* **Exercise description**
An exact repetition of the records is required. Leave nothing out.
Extracted material section start
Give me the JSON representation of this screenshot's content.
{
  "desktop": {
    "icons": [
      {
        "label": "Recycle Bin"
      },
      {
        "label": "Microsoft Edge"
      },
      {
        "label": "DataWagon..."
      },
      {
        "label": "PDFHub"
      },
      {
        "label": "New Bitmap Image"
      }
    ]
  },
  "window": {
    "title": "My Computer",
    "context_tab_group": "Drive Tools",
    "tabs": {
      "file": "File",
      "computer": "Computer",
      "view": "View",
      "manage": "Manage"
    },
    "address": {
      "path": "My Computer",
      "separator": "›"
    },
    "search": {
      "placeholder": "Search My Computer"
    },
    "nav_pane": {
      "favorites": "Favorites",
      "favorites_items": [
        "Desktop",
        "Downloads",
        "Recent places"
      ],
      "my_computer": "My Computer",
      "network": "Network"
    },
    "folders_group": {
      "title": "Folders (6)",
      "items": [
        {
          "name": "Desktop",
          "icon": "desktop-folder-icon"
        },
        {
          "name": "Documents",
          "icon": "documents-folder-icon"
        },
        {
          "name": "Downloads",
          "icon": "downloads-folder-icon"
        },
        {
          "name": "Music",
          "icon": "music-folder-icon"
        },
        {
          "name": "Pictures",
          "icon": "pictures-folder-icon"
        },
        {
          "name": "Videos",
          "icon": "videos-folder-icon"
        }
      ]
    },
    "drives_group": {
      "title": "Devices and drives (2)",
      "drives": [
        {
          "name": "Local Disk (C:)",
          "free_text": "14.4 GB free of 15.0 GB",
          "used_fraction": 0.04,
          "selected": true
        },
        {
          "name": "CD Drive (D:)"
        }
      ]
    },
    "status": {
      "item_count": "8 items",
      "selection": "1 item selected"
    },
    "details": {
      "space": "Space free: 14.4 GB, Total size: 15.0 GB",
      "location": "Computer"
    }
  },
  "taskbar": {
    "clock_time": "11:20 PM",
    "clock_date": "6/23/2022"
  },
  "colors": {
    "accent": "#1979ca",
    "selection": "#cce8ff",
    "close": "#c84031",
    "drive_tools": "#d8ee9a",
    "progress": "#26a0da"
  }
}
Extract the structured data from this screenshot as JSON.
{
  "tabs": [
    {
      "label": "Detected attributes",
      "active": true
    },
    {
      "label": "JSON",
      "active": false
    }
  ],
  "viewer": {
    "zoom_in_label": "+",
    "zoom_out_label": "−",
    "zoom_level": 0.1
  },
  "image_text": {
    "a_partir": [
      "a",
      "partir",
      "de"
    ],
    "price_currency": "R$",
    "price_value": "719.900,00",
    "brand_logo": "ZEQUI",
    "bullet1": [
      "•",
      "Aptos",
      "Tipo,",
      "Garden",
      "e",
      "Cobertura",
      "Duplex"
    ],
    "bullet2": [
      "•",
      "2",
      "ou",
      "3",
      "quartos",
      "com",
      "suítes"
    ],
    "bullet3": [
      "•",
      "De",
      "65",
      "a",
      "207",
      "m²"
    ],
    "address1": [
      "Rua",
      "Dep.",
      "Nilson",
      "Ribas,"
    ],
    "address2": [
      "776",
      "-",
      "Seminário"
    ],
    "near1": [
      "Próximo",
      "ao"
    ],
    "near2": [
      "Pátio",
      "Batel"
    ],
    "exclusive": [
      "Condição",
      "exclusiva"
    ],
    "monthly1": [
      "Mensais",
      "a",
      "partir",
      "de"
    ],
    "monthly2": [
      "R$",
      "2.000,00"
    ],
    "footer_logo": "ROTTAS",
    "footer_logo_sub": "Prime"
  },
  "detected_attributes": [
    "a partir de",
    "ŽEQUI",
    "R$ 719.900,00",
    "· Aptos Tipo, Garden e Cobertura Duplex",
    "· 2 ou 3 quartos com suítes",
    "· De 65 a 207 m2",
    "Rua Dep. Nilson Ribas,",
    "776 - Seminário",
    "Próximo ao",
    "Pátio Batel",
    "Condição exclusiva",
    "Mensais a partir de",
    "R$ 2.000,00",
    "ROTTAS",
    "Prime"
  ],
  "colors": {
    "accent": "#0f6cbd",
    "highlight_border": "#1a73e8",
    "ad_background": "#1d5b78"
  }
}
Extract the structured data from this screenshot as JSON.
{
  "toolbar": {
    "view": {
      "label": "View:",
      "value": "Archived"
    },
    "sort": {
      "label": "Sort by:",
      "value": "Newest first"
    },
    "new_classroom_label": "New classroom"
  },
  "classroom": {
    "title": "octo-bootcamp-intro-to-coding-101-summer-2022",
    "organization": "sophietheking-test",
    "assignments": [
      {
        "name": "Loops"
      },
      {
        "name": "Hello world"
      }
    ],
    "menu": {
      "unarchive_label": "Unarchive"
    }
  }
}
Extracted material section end
* **Your solution**
Give me the JSON representation of this screenshot's content.
{
  "desktop": {
    "icons": [
      {
        "label": "Recycle Bin"
      },
      {
        "label": "Microsoft Edge"
      },
      {
        "label": "DataWagon..."
      },
      {
        "label": "PDFHub"
      },
      {
        "label": "New Bitmap Image"
      }
    ]
  },
  "window": {
    "title": "My Computer",
    "context_tab_group": "Drive Tools",
    "tabs": {
      "file": "File",
      "computer": "Computer",
      "view": "View",
      "manage": "Manage"
    },
    "address": {
      "path": "My Computer",
      "separator": "›"
    },
    "search": {
      "placeholder": "Search My Computer"
    },
    "nav_pane": {
      "favorites": "Favorites",
      "favorites_items": [
        "Desktop",
        "Downloads",
        "Recent places"
      ],
      "my_computer": "My Computer",
      "network": "Network"
    },
    "folders_group": {
      "title": "Folders (6)",
      "items": [
        {
          "name": "Desktop",
          "icon": "desktop-folder-icon"
        },
        {
          "name": "Documents",
          "icon": "documents-folder-icon"
        },
        {
          "name": "Downloads",
          "icon": "downloads-folder-icon"
        },
        {
          "name": "Music",
          "icon": "music-folder-icon"
        },
        {
          "name": "Pictures",
          "icon": "pictures-folder-icon"
        },
        {
          "name": "Videos",
          "icon": "videos-folder-icon"
        }
      ]
    },
    "drives_group": {
      "title": "Devices and drives (2)",
      "drives": [
        {
          "name": "Local Disk (C:)",
          "free_text": "14.4 GB free of 15.0 GB",
          "used_fraction": 0.04,
          "selected": true
        },
        {
          "name": "CD Drive (D:)"
        }
      ]
    },
    "status": {
      "item_count": "8 items",
      "selection": "1 item selected"
    },
    "details": {
      "space": "Space free: 14.4 GB, Total size: 15.0 GB",
      "location": "Computer"
    }
  },
  "taskbar": {
    "clock_time": "11:20 PM",
    "clock_date": "6/23/2022"
  },
  "colors": {
    "accent": "#1979ca",
    "selection": "#cce8ff",
    "close": "#c84031",
    "drive_tools": "#d8ee9a",
    "progress": "#26a0da"
  }
}
Extract the structured data from this screenshot as JSON.
{
  "tabs": [
    {
      "label": "Detected attributes",
      "active": true
    },
    {
      "label": "JSON",
      "active": false
    }
  ],
  "viewer": {
    "zoom_in_label": "+",
    "zoom_out_label": "−",
    "zoom_level": 0.1
  },
  "image_text": {
    "a_partir": [
      "a",
      "partir",
      "de"
    ],
    "price_currency": "R$",
    "price_value": "719.900,00",
    "brand_logo": "ZEQUI",
    "bullet1": [
      "•",
      "Aptos",
      "Tipo,",
      "Garden",
      "e",
      "Cobertura",
      "Duplex"
    ],
    "bullet2": [
      "•",
      "2",
      "ou",
      "3",
      "quartos",
      "com",
      "suítes"
    ],
    "bullet3": [
      "•",
      "De",
      "65",
      "a",
      "207",
      "m²"
    ],
    "address1": [
      "Rua",
      "Dep.",
      "Nilson",
      "Ribas,"
    ],
    "address2": [
      "776",
      "-",
      "Seminário"
    ],
    "near1": [
      "Próximo",
      "ao"
    ],
    "near2": [
      "Pátio",
      "Batel"
    ],
    "exclusive": [
      "Condição",
      "exclusiva"
    ],
    "monthly1": [
      "Mensais",
      "a",
      "partir",
      "de"
    ],
    "monthly2": [
      "R$",
      "2.000,00"
    ],
    "footer_logo": "ROTTAS",
    "footer_logo_sub": "Prime"
  },
  "detected_attributes": [
    "a partir de",
    "ŽEQUI",
    "R$ 719.900,00",
    "· Aptos Tipo, Garden e Cobertura Duplex",
    "· 2 ou 3 quartos com suítes",
    "· De 65 a 207 m2",
    "Rua Dep. Nilson Ribas,",
    "776 - Seminário",
    "Próximo ao",
    "Pátio Batel",
    "Condição exclusiva",
    "Mensais a partir de",
    "R$ 2.000,00",
    "ROTTAS",
    "Prime"
  ],
  "colors": {
    "accent": "#0f6cbd",
    "highlight_border": "#1a73e8",
    "ad_background": "#1d5b78"
  }
}
Extract the structured data from this screenshot as JSON.
{
  "toolbar": {
    "view": {
      "label": "View:",
      "value": "Archived"
    },
    "sort": {
      "label": "Sort by:",
      "value": "Newest first"
    },
    "new_classroom_label": "New classroom"
  },
  "classroom": {
    "title": "octo-bootcamp-intro-to-coding-101-summer-2022",
    "organization": "sophietheking-test",
    "assignments": [
      {
        "name": "Loops"
      },
      {
        "name": "Hello world"
      }
    ],
    "menu": {
      "unarchive_label": "Unarchive"
    }
  }
}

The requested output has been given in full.